## Data to use
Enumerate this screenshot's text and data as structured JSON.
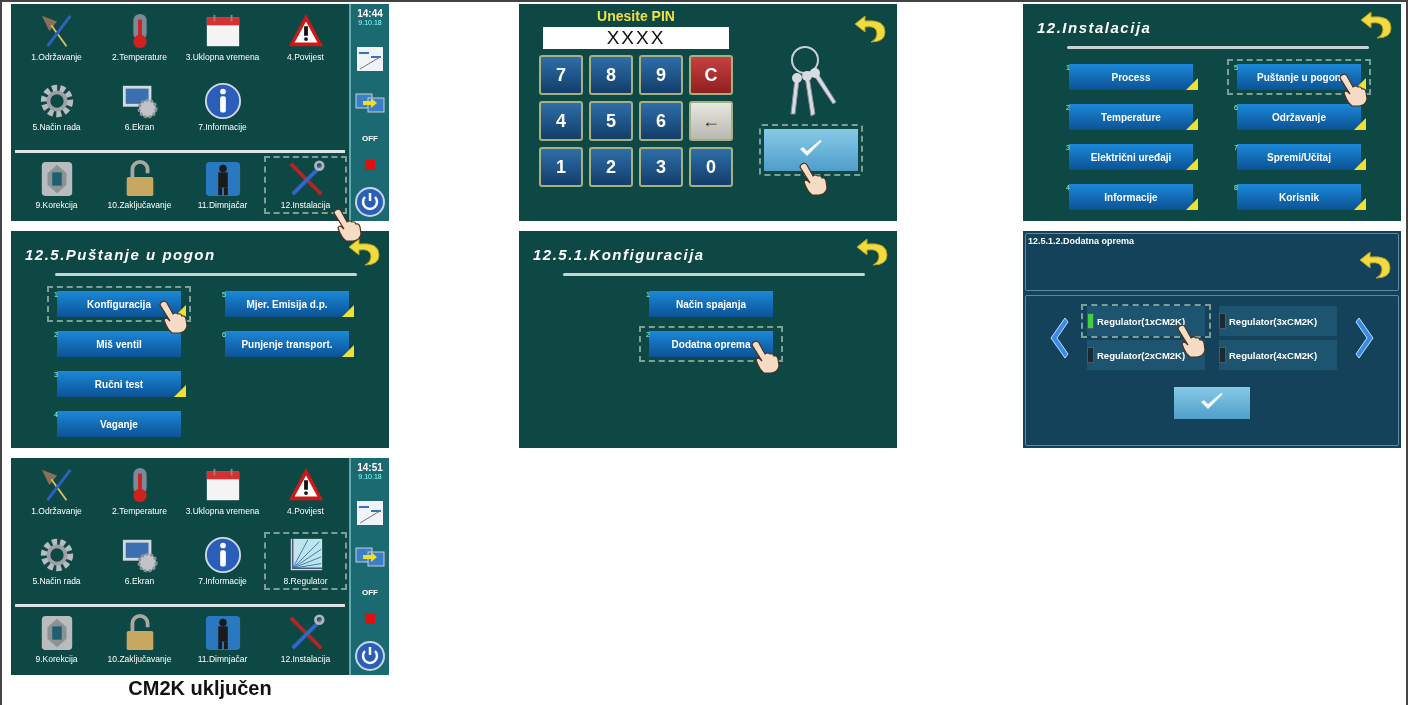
{
  "screens": [
    {
      "kind": "main_menu",
      "clock": {
        "time": "14:44",
        "date": "9.10.18"
      },
      "power_state": "OFF",
      "top_items": [
        {
          "label": "1.Održavanje",
          "selected": false,
          "pointer": false
        },
        {
          "label": "2.Temperature",
          "selected": false,
          "pointer": false
        },
        {
          "label": "3.Uklopna vremena",
          "selected": false,
          "pointer": false
        },
        {
          "label": "4.Povijest",
          "selected": false,
          "pointer": false
        },
        {
          "label": "5.Način rada",
          "selected": false,
          "pointer": false
        },
        {
          "label": "6.Ekran",
          "selected": false,
          "pointer": false
        },
        {
          "label": "7.Informacije",
          "selected": false,
          "pointer": false
        }
      ],
      "bottom_items": [
        {
          "label": "9.Korekcija",
          "selected": false,
          "pointer": false
        },
        {
          "label": "10.Zaključavanje",
          "selected": false,
          "pointer": false
        },
        {
          "label": "11.Dimnjačar",
          "selected": false,
          "pointer": false
        },
        {
          "label": "12.Instalacija",
          "selected": true,
          "pointer": true
        }
      ]
    },
    {
      "kind": "pin",
      "title": "Unesite PIN",
      "value": "XXXX",
      "keys": [
        {
          "label": "7",
          "kind": "digit"
        },
        {
          "label": "8",
          "kind": "digit"
        },
        {
          "label": "9",
          "kind": "digit"
        },
        {
          "label": "C",
          "kind": "clear"
        },
        {
          "label": "4",
          "kind": "digit"
        },
        {
          "label": "5",
          "kind": "digit"
        },
        {
          "label": "6",
          "kind": "digit"
        },
        {
          "label": "←",
          "kind": "back"
        },
        {
          "label": "1",
          "kind": "digit"
        },
        {
          "label": "2",
          "kind": "digit"
        },
        {
          "label": "3",
          "kind": "digit"
        },
        {
          "label": "0",
          "kind": "digit"
        }
      ],
      "confirm": {
        "selected": true,
        "pointer": true
      }
    },
    {
      "kind": "menu",
      "title": "12.Instalacija",
      "columns": [
        [
          {
            "number": "1",
            "label": "Process",
            "submenu": true,
            "selected": false,
            "pointer": false
          },
          {
            "number": "2",
            "label": "Temperature",
            "submenu": true,
            "selected": false,
            "pointer": false
          },
          {
            "number": "3",
            "label": "Električni uređaji",
            "submenu": true,
            "selected": false,
            "pointer": false
          },
          {
            "number": "4",
            "label": "Informacije",
            "submenu": true,
            "selected": false,
            "pointer": false
          }
        ],
        [
          {
            "number": "5",
            "label": "Puštanje u pogon",
            "submenu": true,
            "selected": true,
            "pointer": true
          },
          {
            "number": "6",
            "label": "Održavanje",
            "submenu": true,
            "selected": false,
            "pointer": false
          },
          {
            "number": "7",
            "label": "Spremi/Učitaj",
            "submenu": true,
            "selected": false,
            "pointer": false
          },
          {
            "number": "8",
            "label": "Korisnik",
            "submenu": true,
            "selected": false,
            "pointer": false
          }
        ]
      ]
    },
    {
      "kind": "menu",
      "title": "12.5.Puštanje u pogon",
      "columns": [
        [
          {
            "number": "1",
            "label": "Konfiguracija",
            "submenu": true,
            "selected": true,
            "pointer": true
          },
          {
            "number": "2",
            "label": "Miš ventil",
            "submenu": false,
            "selected": false,
            "pointer": false
          },
          {
            "number": "3",
            "label": "Ručni test",
            "submenu": true,
            "selected": false,
            "pointer": false
          },
          {
            "number": "4",
            "label": "Vaganje",
            "submenu": false,
            "selected": false,
            "pointer": false
          }
        ],
        [
          {
            "number": "5",
            "label": "Mjer. Emisija d.p.",
            "submenu": true,
            "selected": false,
            "pointer": false
          },
          {
            "number": "6",
            "label": "Punjenje transport.",
            "submenu": true,
            "selected": false,
            "pointer": false
          }
        ]
      ]
    },
    {
      "kind": "menu",
      "title": "12.5.1.Konfiguracija",
      "columns": [
        [
          {
            "number": "1",
            "label": "Način spajanja",
            "submenu": false,
            "selected": false,
            "pointer": false
          },
          {
            "number": "2",
            "label": "Dodatna oprema",
            "submenu": false,
            "selected": true,
            "pointer": true
          }
        ]
      ]
    },
    {
      "kind": "options",
      "title": "12.5.1.2.Dodatna oprema",
      "options": [
        {
          "label": "Regulator(1xCM2K)",
          "checked": true,
          "selected": true,
          "pointer": true
        },
        {
          "label": "Regulator(3xCM2K)",
          "checked": false,
          "selected": false,
          "pointer": false
        },
        {
          "label": "Regulator(2xCM2K)",
          "checked": false,
          "selected": false,
          "pointer": false
        },
        {
          "label": "Regulator(4xCM2K)",
          "checked": false,
          "selected": false,
          "pointer": false
        }
      ],
      "confirm": {
        "selected": false,
        "pointer": false
      }
    },
    {
      "kind": "main_menu",
      "clock": {
        "time": "14:51",
        "date": "9.10.18"
      },
      "power_state": "OFF",
      "caption": "CM2K uključen",
      "top_items": [
        {
          "label": "1.Održavanje",
          "selected": false,
          "pointer": false
        },
        {
          "label": "2.Temperature",
          "selected": false,
          "pointer": false
        },
        {
          "label": "3.Uklopna vremena",
          "selected": false,
          "pointer": false
        },
        {
          "label": "4.Povijest",
          "selected": false,
          "pointer": false
        },
        {
          "label": "5.Način rada",
          "selected": false,
          "pointer": false
        },
        {
          "label": "6.Ekran",
          "selected": false,
          "pointer": false
        },
        {
          "label": "7.Informacije",
          "selected": false,
          "pointer": false
        },
        {
          "label": "8.Regulator",
          "selected": true,
          "pointer": false
        }
      ],
      "bottom_items": [
        {
          "label": "9.Korekcija",
          "selected": false,
          "pointer": false
        },
        {
          "label": "10.Zaključavanje",
          "selected": false,
          "pointer": false
        },
        {
          "label": "11.Dimnjačar",
          "selected": false,
          "pointer": false
        },
        {
          "label": "12.Instalacija",
          "selected": false,
          "pointer": false
        }
      ]
    }
  ]
}
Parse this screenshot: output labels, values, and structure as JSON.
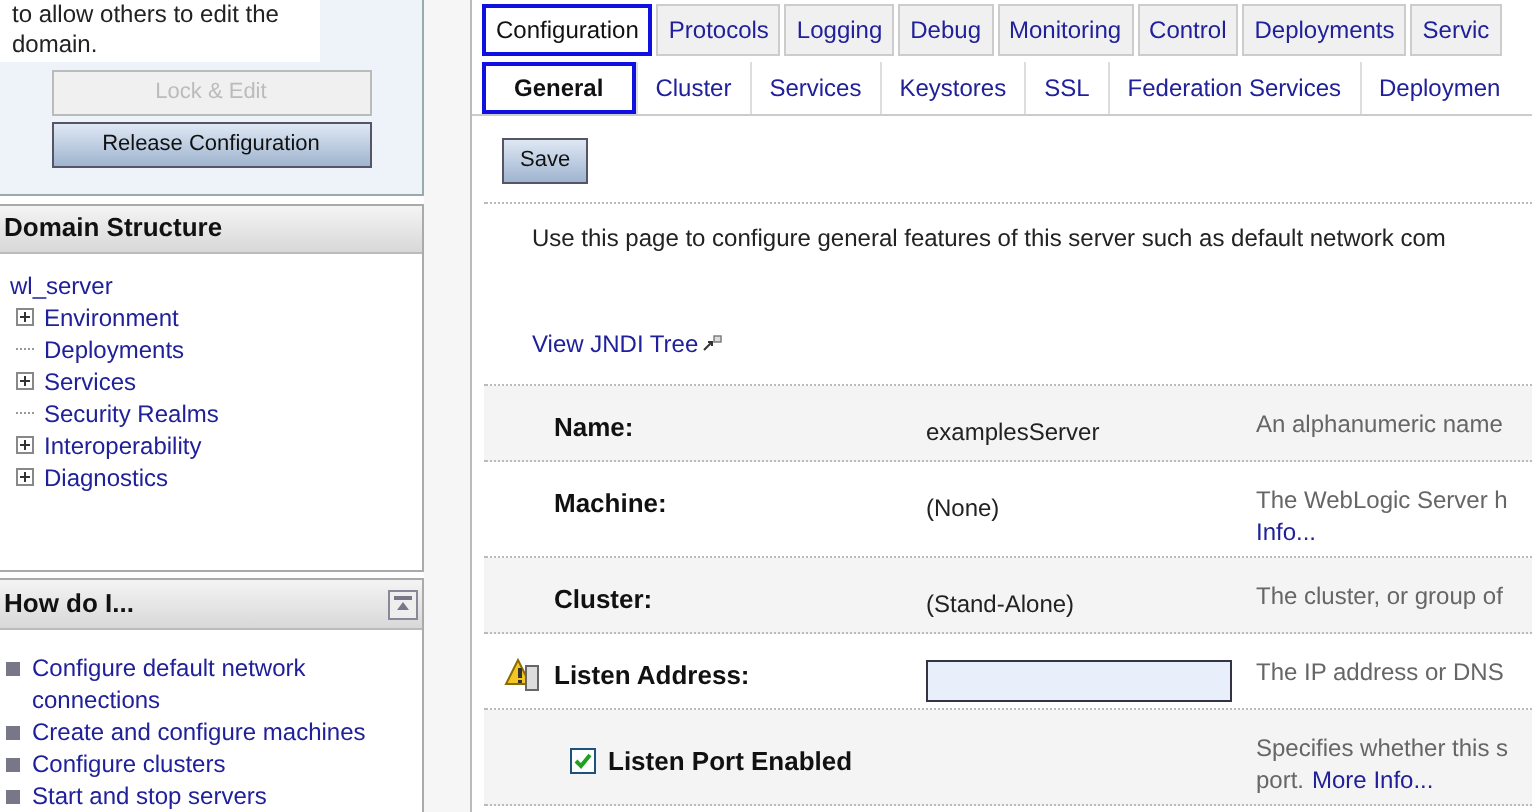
{
  "change_center": {
    "message": "to allow others to edit the domain.",
    "buttons": [
      {
        "label": "Lock & Edit",
        "disabled": true
      },
      {
        "label": "Release Configuration",
        "disabled": false
      }
    ]
  },
  "domain_structure": {
    "title": "Domain Structure",
    "root": "wl_server",
    "items": [
      {
        "label": "Environment",
        "expandable": true
      },
      {
        "label": "Deployments",
        "expandable": false
      },
      {
        "label": "Services",
        "expandable": true
      },
      {
        "label": "Security Realms",
        "expandable": false
      },
      {
        "label": "Interoperability",
        "expandable": true
      },
      {
        "label": "Diagnostics",
        "expandable": true
      }
    ]
  },
  "how_do_i": {
    "title": "How do I...",
    "links": [
      "Configure default network connections",
      "Create and configure machines",
      "Configure clusters",
      "Start and stop servers"
    ]
  },
  "tabs": [
    {
      "label": "Configuration",
      "selected": true
    },
    {
      "label": "Protocols",
      "selected": false
    },
    {
      "label": "Logging",
      "selected": false
    },
    {
      "label": "Debug",
      "selected": false
    },
    {
      "label": "Monitoring",
      "selected": false
    },
    {
      "label": "Control",
      "selected": false
    },
    {
      "label": "Deployments",
      "selected": false
    },
    {
      "label": "Servic",
      "selected": false
    }
  ],
  "subtabs": [
    {
      "label": "General",
      "selected": true
    },
    {
      "label": "Cluster",
      "selected": false
    },
    {
      "label": "Services",
      "selected": false
    },
    {
      "label": "Keystores",
      "selected": false
    },
    {
      "label": "SSL",
      "selected": false
    },
    {
      "label": "Federation Services",
      "selected": false
    },
    {
      "label": "Deploymen",
      "selected": false
    }
  ],
  "save_button": "Save",
  "intro": "Use this page to configure general features of this server such as default network com",
  "jndi_link": "View JNDI Tree",
  "fields": [
    {
      "kind": "text",
      "label": "Name:",
      "value": "examplesServer",
      "description": "An alphanumeric name"
    },
    {
      "kind": "text",
      "label": "Machine:",
      "value": "(None)",
      "description": "The WebLogic Server h",
      "more": "Info..."
    },
    {
      "kind": "text",
      "label": "Cluster:",
      "value": "(Stand-Alone)",
      "description": "The cluster, or group of"
    },
    {
      "kind": "input",
      "label": "Listen Address:",
      "warning": true,
      "description": "The IP address or DNS"
    },
    {
      "kind": "checkbox",
      "label": "Listen Port Enabled",
      "checked": true,
      "description": "Specifies whether this s",
      "description_2": "port.",
      "more": "More Info..."
    }
  ]
}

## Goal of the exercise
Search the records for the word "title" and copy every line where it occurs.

## Solution for this problem
      "title": "Unesite PIN",
      "title": "12.Instalacija",
      "title": "12.5.Puštanje u pogon",
      "title": "12.5.1.Konfiguracija",
      "title": "12.5.1.2.Dodatna oprema",
    "title": "Domain Structure",
    "title": "How do I...",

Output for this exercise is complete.